The truck pulls into the driveway. The kid quickly jumps off the porch steps, grabs his baseball bat and glove and throws everything into the truckbed. After a few more stops, the truck is overflowing with future prep and college players talking about everything that kids do on a warm summer evening.

They discuss their favorite players and recite every imaginable statistic available. A little card-trading might take place. Laughter always seems to be present.


Carl Barwick misses those days when he carried players to Mar Mac Ballpark. He watched nearly 300 kids scarf down hotdogs after games, warm up for games or chase foul balls that landed outside the fence.

That doesn't happen now.

"Now we're lucky if we have enough kids to put one team on the field," said Barwick.

The interest has waned and the nine-acre facility, which has three Little League-sized fields, doesn't hold the same attraction it did more than two decades ago when Barwick served as a coach.
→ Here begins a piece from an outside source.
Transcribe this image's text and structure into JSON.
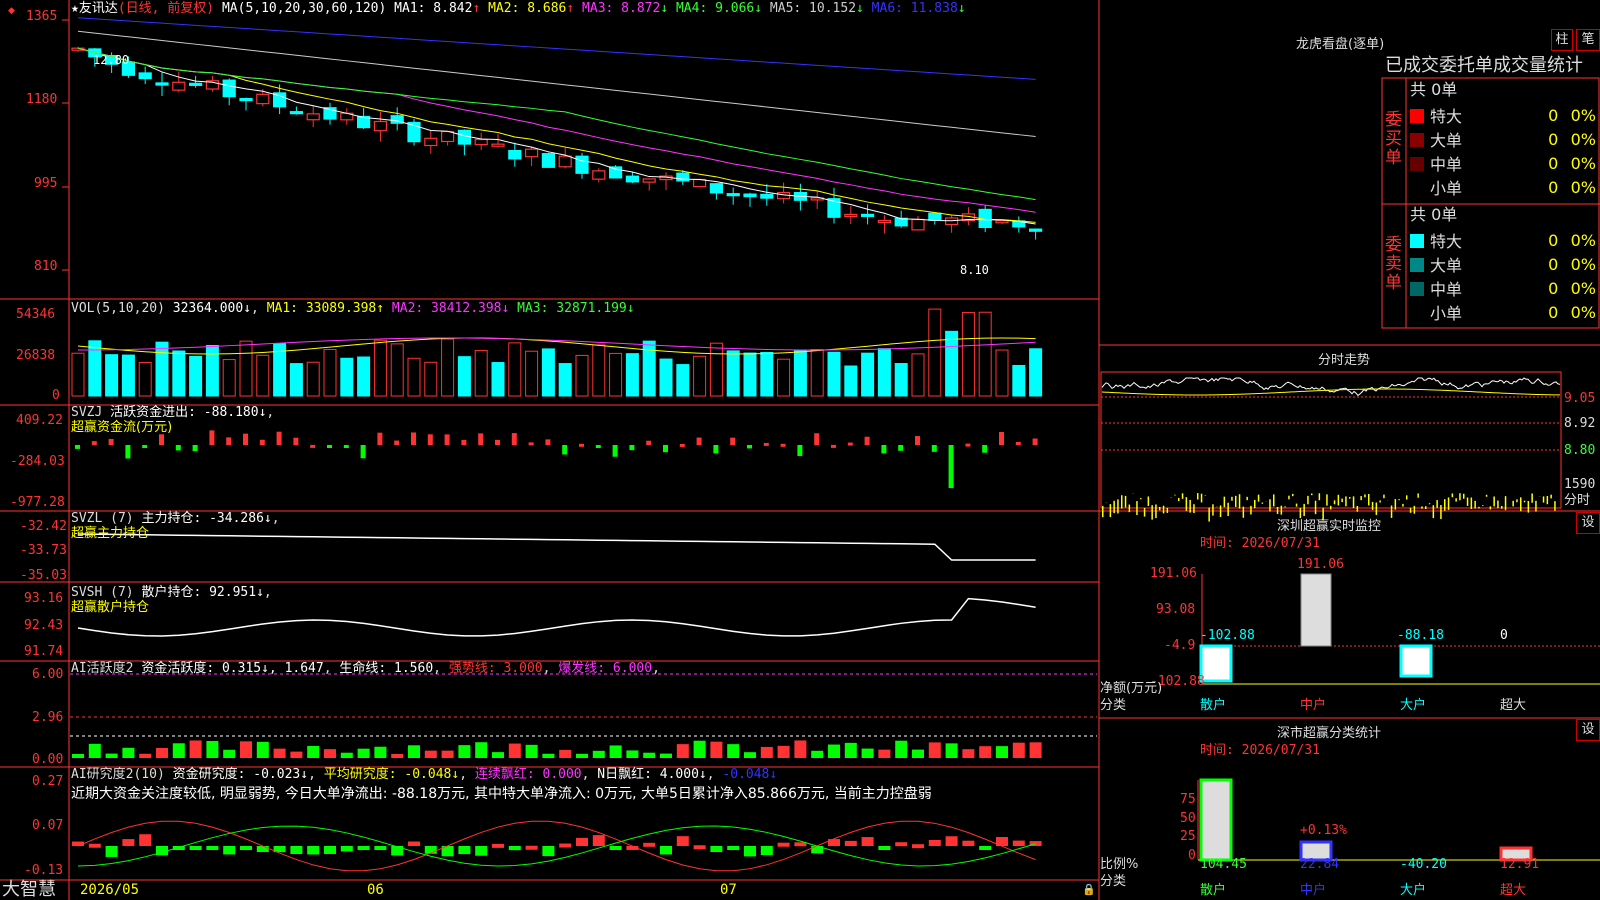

The 37-year-old park desperately needs a facelift.

Old boards hang off the edge of rooftops on storage buildings and bathrooms that need work inside and out. Each could use a fresh coat of paint.

Splintered bleachers, warped from weather, need replacing.

Grass-covered infields need plowing and replaced with sand so players can easily field ground balls.

Fences surrounding the fields either sag from damaging winds over the years or are rusted with age.

"We want to go back to what it was ... a great family environment where everybody could feel safe and have fun," said David Alexander, who was appointed president of Mar Mac Community Park Inc. in January.

There's one hitch, though.

The park has operated in the red financially for a number of seasons, so the new board has inherited a considerable debt. Alexander and his fellow board members estimate that $15,000 to $20,000 is needed for renovations, and to pay off outstanding bills.

"Luckily, our creditors have been understanding and are cooperating with us," said Billy Fail, who serves as treasurer. "We would like to see the park continue to be a place for kids to come and play ball. It will help keep them off the streets and avoid the pressure of drugs, alcohol and crime.

"It also takes the parents' involvement to keep the park operating."

MMCP Inc. is a "non-profit" group which accepts either monetary or property donations. Memberships are available for $5. In the past, those funds have been used to keep the facility operational and help curb the costs of players' uniforms. Parents shouldered the uniform expense since participation has dwindled.

"All of us are grown and has-beens, and all of our children are grown," said Larry Jinnette, MMCP vice president. "We all played here and coached at some point. They pulled out the harness to bring us back and help get the park going again."

It's about pride added Barwick.

"We've had some good players come through here," said Fail.

The alumni include Chris Wiley, Brandon Faucette, Bradley Bradshaw, Kevin Carr and Brian and Mike Smiley -- just to name a few. All those players starred at Southern Wayne and advanced to the collegiate level.

"If we can't keep the community support, which is the most-important thing for this park, we can't operate it," said Barwick. "We have got to have some help."

Fail has scheduled a park clean-up day for March 29. He's also extended the registration deadline to mid-April and hopes to attract more players. Less than 30 have signed up to play this summer.